Billy Wilder On Assignment is a new collection of the Austrian-born filmmaker’s early journalism, and as Donna Ferguson writes in The Observer today, one of his roving reports from Weimar Berlin may have inspired Marilyn’s unforgettable entrance in Some Like It Hot (and you can read more about the film’s other German influence, the 1951 movie Fanfaren der Liebe, here.)
“In an arresting scene from one of director Billy Wilder’s most famous films, Some Like It Hot, Marilyn Monroe sashays along a Chicago railway station platform in a figure-hugging outfit, leaving Jack Lemmon and Tony Curtis gobsmacked.
Until now, few have made the connection between this scene and some of Wilder’s own experiences as a young Austrian journalist in the 1920s. This month, the first major collection of Wilder’s journalism ever published will reveal the way his early writings shaped and influenced memorable scenes, characters and plots from films he later wrote and directed, including Sunset Boulevard and The Apartment.

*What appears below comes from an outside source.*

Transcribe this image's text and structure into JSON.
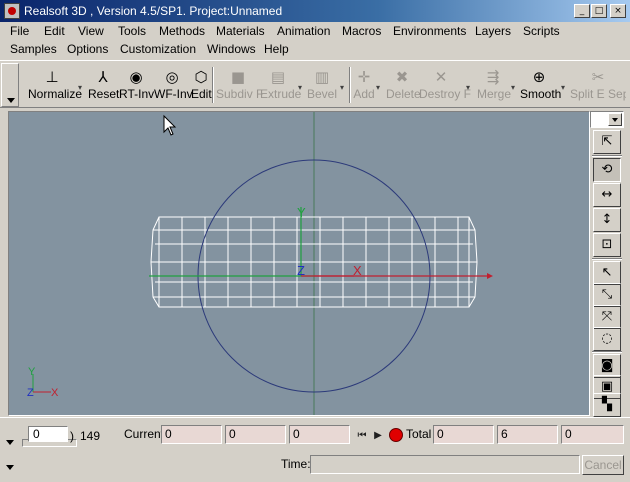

In Billy Wilder on Assignment, Wilder’s German-language journalism from both Austrian and German publications is collected together in one volume and translated into English for the first time.

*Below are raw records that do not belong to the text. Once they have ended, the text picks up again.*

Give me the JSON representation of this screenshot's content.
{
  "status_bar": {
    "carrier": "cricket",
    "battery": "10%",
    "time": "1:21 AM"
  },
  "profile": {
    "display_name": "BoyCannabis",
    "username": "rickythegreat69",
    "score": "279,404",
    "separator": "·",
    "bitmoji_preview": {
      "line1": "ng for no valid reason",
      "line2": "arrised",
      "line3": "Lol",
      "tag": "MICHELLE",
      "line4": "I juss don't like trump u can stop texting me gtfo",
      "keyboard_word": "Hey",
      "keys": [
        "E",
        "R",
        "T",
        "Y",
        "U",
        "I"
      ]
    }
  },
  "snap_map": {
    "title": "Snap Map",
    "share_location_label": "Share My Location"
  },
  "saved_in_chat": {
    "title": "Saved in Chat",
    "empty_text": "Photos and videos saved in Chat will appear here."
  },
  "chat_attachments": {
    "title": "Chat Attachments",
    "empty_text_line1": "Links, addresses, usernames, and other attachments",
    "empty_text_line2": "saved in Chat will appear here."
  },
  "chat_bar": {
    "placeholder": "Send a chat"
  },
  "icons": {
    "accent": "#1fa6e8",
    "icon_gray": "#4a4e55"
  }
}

The all-female musical troupe in Some Like It Hot appears, for example, to have much in common with the Tiller Girls, a famous British dance troupe Wilder wrote about for an Austrian tabloid in 1926. ‘This morning 34 of the most enticing legs emerged from the Berlin express train when it arrived at Westbahnhof station,’ he writes, aged 19, in a paragraph that could have been lifted straight out of the movie’s script. ‘Those figures, those legs …'”